▸ Work item: Look through the records and copy each line with the string "JSON" in it.

(Dataset rows describing interfaces)

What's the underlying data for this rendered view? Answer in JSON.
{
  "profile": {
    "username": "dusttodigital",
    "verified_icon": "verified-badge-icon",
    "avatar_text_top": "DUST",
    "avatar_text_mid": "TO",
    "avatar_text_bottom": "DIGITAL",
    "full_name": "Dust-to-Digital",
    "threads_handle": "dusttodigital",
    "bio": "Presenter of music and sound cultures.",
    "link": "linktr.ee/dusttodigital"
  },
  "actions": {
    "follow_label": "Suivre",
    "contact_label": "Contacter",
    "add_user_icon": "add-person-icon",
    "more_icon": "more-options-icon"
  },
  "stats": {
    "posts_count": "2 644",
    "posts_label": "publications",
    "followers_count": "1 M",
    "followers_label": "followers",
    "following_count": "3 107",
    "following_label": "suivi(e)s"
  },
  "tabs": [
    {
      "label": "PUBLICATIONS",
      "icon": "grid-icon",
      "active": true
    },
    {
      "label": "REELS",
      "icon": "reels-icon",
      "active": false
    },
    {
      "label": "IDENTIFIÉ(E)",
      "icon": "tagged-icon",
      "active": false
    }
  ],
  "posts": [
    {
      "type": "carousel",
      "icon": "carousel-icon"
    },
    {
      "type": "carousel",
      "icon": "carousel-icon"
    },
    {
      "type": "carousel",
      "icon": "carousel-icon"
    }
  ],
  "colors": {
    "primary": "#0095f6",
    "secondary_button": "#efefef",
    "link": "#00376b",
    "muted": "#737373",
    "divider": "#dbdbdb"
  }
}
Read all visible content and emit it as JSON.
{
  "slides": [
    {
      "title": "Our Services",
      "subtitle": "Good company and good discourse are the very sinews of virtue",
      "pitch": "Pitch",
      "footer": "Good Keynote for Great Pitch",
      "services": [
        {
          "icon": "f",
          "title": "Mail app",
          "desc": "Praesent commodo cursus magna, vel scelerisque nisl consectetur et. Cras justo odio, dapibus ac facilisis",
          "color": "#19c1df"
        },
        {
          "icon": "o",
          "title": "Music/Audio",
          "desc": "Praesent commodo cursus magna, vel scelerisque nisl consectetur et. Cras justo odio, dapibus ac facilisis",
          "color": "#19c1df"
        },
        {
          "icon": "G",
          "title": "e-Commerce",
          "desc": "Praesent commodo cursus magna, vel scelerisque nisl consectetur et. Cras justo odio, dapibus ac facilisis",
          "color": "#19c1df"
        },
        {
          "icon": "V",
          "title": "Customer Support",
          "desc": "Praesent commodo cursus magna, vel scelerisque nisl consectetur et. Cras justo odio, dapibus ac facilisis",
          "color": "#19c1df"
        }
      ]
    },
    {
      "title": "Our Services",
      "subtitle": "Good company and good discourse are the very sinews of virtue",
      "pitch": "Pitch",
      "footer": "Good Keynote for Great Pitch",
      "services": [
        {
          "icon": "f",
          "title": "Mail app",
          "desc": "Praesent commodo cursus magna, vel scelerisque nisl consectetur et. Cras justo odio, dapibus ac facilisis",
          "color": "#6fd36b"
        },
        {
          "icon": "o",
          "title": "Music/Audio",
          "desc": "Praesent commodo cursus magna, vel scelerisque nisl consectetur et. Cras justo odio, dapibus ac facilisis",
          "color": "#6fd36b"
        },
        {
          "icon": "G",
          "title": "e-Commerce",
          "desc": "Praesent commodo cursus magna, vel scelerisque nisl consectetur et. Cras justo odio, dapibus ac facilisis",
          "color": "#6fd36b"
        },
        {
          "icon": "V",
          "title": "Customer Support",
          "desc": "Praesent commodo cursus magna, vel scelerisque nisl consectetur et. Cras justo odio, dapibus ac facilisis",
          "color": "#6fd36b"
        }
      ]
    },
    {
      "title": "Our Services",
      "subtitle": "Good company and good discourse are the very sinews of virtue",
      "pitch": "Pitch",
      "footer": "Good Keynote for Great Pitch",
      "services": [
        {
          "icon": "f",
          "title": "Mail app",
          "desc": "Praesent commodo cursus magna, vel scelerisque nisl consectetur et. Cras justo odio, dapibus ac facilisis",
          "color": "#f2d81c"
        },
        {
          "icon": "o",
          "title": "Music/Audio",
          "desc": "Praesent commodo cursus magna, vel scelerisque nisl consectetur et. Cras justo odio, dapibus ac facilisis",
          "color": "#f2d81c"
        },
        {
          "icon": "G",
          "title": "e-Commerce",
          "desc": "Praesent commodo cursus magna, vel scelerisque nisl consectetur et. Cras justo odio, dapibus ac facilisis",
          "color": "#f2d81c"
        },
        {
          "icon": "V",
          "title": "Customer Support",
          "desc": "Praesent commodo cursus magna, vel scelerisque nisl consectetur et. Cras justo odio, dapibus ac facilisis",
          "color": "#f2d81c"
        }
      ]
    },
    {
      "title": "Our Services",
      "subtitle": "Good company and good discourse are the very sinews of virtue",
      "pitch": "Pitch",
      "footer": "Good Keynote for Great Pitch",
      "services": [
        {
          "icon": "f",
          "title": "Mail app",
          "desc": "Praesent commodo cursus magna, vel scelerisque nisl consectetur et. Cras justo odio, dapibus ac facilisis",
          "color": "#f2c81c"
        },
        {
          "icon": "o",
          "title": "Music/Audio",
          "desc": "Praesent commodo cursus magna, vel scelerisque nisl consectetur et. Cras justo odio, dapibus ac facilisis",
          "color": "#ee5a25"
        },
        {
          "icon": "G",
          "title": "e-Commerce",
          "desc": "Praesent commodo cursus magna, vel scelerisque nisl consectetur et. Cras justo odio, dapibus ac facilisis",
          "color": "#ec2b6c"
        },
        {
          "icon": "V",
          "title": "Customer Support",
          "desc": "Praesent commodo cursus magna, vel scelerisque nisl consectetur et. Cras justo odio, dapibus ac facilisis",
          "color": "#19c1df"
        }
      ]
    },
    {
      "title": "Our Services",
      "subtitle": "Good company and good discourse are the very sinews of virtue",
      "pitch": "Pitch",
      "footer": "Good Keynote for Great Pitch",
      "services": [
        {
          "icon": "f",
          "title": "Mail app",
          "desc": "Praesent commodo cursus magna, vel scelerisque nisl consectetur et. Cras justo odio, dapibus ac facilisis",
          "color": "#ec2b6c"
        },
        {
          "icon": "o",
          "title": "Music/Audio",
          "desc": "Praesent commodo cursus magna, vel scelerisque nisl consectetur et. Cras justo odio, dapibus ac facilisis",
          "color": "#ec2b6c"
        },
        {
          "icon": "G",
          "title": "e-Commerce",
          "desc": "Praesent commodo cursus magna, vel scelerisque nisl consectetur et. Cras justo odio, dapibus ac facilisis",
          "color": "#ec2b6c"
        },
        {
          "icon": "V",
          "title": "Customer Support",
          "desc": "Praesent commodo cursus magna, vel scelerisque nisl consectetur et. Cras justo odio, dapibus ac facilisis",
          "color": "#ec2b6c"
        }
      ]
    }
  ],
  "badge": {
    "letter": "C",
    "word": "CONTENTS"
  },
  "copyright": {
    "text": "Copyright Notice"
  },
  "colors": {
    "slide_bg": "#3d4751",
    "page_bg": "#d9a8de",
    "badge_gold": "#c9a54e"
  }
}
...
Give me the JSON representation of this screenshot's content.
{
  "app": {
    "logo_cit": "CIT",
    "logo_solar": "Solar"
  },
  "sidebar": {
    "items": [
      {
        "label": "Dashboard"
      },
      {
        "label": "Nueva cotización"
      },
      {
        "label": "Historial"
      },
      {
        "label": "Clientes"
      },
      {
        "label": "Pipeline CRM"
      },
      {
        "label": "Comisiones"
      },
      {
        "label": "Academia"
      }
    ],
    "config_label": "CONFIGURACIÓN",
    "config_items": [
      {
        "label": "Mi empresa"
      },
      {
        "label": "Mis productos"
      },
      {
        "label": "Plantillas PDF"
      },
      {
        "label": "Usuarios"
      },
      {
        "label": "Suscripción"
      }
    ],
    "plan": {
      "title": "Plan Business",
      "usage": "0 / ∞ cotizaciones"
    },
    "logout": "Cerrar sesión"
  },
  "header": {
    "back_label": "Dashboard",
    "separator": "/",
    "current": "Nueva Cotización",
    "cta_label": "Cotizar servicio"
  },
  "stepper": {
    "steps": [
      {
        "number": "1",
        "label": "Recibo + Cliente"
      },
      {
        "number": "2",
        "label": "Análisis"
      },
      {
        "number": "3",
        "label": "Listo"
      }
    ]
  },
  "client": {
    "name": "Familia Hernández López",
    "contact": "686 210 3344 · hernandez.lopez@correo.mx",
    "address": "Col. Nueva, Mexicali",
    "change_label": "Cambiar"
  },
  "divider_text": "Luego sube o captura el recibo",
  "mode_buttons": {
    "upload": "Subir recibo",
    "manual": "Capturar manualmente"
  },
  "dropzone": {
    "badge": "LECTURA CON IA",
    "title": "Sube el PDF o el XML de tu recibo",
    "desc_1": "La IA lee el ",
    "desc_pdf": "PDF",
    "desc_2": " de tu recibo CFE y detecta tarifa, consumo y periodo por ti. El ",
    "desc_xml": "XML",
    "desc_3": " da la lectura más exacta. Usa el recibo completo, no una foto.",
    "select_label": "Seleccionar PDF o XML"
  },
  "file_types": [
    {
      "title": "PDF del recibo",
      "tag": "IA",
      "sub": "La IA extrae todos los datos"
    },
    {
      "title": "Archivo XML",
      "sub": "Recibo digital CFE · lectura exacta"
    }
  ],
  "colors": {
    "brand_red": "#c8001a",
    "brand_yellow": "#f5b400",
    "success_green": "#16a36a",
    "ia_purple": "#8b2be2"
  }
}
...
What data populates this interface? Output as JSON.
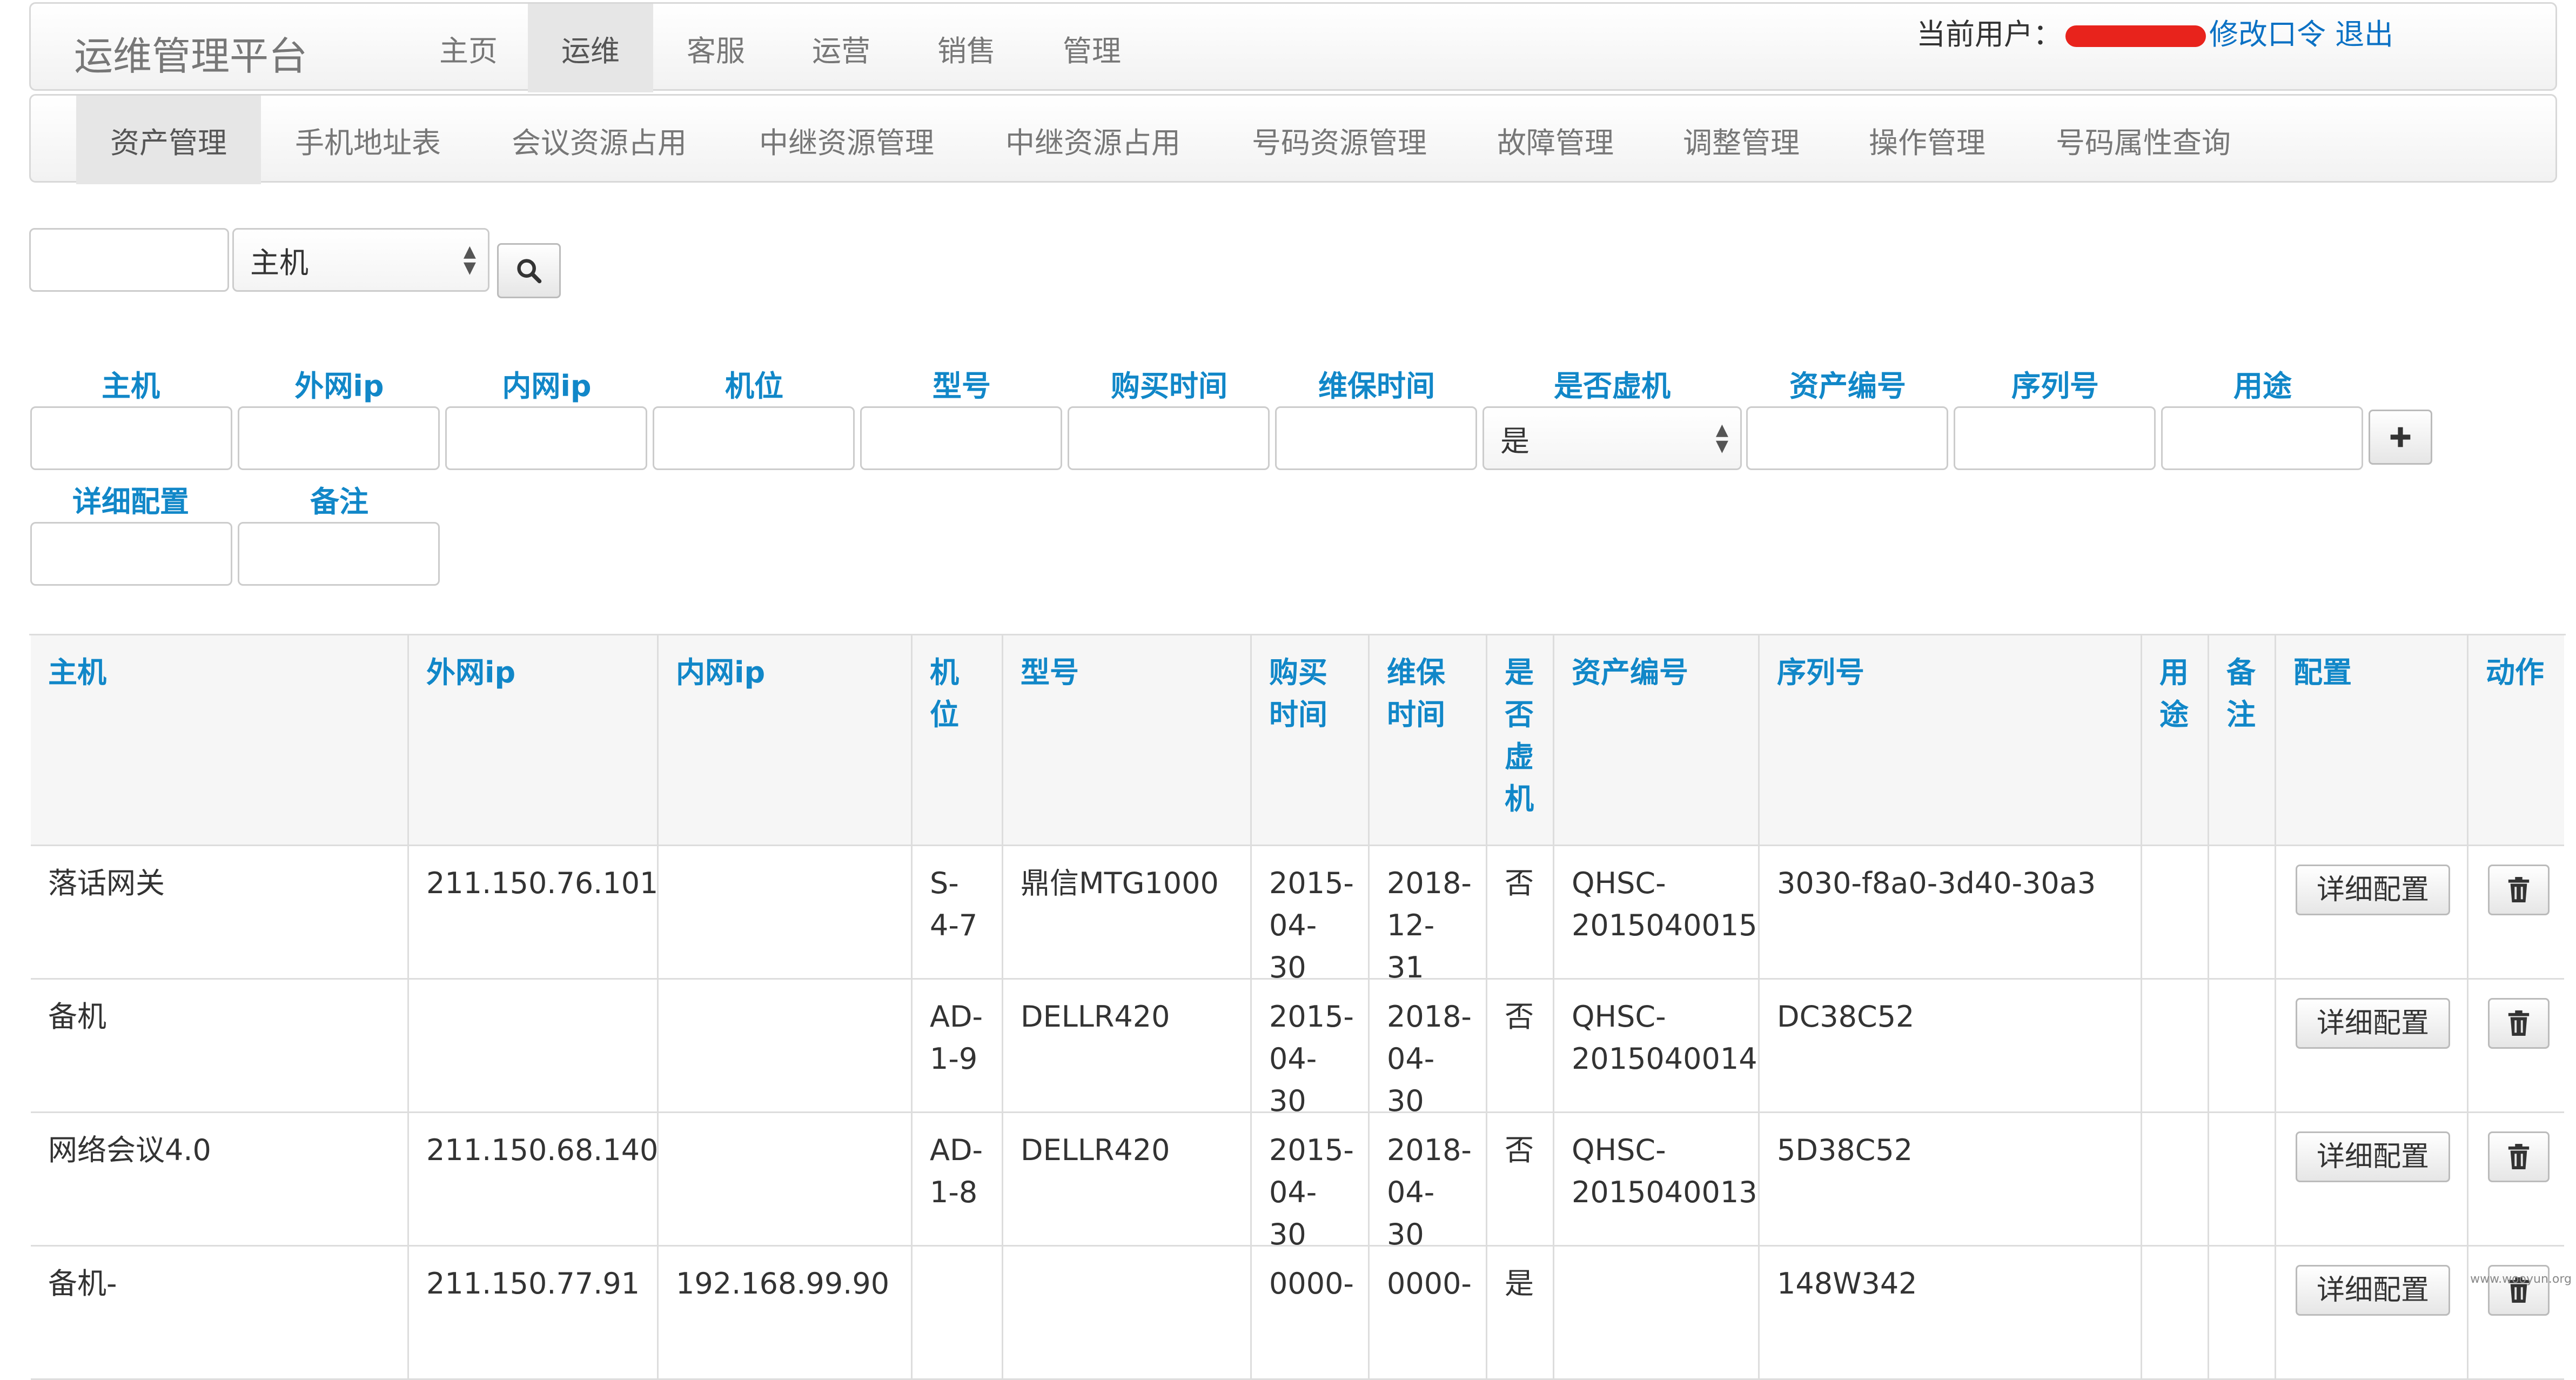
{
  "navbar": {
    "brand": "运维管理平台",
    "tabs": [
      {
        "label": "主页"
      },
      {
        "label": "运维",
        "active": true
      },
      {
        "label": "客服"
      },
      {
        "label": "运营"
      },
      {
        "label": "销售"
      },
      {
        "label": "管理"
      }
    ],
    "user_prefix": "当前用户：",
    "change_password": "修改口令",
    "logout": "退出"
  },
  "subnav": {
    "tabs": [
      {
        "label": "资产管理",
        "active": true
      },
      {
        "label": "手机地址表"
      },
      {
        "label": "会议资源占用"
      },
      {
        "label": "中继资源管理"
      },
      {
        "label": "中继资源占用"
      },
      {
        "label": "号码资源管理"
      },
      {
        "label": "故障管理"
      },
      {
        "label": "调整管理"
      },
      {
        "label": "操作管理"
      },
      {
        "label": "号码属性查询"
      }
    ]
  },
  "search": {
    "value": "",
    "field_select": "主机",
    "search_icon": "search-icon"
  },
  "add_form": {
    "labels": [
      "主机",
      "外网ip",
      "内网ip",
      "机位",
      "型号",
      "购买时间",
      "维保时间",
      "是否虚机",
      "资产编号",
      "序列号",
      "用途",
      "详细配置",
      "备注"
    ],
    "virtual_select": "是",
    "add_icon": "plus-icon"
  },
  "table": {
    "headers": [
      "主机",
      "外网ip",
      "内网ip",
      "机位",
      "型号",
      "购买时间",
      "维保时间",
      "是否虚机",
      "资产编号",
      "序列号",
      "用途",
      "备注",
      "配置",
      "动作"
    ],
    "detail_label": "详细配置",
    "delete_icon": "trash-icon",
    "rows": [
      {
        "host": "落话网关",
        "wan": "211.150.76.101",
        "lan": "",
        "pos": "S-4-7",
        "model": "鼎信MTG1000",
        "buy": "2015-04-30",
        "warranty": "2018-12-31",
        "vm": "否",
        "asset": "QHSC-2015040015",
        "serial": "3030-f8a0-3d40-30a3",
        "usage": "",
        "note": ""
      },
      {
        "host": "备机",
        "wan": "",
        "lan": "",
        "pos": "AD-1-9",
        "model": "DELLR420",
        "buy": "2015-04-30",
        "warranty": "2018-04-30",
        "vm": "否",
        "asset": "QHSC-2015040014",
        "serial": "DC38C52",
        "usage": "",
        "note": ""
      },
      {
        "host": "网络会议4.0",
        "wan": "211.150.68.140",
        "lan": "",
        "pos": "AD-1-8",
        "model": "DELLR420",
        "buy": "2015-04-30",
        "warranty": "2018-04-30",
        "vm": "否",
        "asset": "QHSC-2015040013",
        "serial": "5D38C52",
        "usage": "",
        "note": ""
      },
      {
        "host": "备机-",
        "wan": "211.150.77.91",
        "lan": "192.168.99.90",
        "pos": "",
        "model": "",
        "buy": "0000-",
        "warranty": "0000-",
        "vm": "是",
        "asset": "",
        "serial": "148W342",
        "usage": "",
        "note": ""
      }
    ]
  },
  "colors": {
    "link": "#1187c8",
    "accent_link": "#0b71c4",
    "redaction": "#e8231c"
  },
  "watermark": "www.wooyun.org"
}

▸ Response area:
What's the underlying data for this rendered view? Answer in JSON.
Read all visible content and emit it as JSON.
Give me the JSON representation of this screenshot's content.
What data populates this interface? Output as JSON.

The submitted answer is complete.